We are fools because we come here today to sign up one more time for the dangerously disruptive and unreasonable idea that despite all evidence to the contrary, it won’t be strength, it won’t be might, it won’t be wealth, it won’t be power, it won’t be arrogance by which God is revealed to the world and justice is done; it will be by reconciling, forgiving love, a love that can transform even each one of us into agents of grace.
And we are fools because when it comes right down to it we are not willing to be reconciled to the world as it is, but instead keep longing for the world to be reconciled to that love.
My favorite Irish playwright, George Bernard Shaw, put this just right. “Reasonable people adapt themselves to the world: unreasonable people persists in trying to adapt the world to themselves. And that is why all progress depends on the unreasonable people.”
Well, that’s us. We are not fools because we are simpleminded. We are not fools because we are not smart enough to be scientists, or because we are not practical to manage our own affairs.
We are fools because we are just a little bit unreasonable. We are the ones who will not adapt ourselves to this world, because we have glimpsed the possibility of a greater love, and a higher purpose, and a more worthy way of living, in the blinding light of grave that is empty.
So yes, this is our day. Happy Easter Fool’s Day. We will own it.
We will proclaim not just the dead man raised, but the possibility that the things in us that have died can be made to live again, too.
We will not just say that God is love, but we will show with the choices we make and the time we spend how that love looks and acts in the world.

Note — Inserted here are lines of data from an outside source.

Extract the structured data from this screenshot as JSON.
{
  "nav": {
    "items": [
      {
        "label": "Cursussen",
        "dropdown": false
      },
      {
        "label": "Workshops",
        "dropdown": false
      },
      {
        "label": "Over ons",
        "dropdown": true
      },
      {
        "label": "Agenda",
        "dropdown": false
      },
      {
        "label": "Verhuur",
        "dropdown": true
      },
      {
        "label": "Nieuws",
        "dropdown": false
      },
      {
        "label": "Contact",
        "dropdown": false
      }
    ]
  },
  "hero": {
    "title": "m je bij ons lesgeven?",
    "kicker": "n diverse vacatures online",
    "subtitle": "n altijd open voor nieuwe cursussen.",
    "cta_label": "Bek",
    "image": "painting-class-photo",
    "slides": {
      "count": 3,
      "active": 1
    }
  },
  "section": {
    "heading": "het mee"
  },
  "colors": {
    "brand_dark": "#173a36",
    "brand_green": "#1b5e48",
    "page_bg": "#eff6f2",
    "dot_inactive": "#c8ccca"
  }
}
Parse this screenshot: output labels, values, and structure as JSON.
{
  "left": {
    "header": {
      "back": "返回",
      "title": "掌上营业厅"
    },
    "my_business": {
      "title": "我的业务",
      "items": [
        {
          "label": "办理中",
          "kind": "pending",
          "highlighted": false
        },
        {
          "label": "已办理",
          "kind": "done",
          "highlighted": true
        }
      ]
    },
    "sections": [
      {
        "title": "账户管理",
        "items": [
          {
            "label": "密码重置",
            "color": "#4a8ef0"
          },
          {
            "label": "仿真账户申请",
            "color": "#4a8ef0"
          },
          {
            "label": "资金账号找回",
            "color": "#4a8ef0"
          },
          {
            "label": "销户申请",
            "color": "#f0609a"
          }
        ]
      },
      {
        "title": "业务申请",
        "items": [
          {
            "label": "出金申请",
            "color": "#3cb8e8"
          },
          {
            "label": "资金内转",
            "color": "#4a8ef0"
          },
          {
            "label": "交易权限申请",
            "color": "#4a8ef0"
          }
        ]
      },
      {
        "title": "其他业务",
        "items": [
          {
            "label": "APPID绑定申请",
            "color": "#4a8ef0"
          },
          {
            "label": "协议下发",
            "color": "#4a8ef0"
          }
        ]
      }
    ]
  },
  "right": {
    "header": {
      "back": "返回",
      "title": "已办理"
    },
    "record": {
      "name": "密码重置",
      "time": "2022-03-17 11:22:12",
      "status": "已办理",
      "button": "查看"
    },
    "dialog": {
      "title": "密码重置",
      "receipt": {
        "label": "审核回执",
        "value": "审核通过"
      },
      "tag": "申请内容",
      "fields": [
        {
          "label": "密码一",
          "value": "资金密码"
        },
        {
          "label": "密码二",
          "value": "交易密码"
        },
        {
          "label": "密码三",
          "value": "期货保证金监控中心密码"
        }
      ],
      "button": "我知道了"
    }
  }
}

We will gather here, again and again, to be in the affirming company of other fools just like us.
And then we will go out and find others who are longing to learn how to be fools, too. Amen.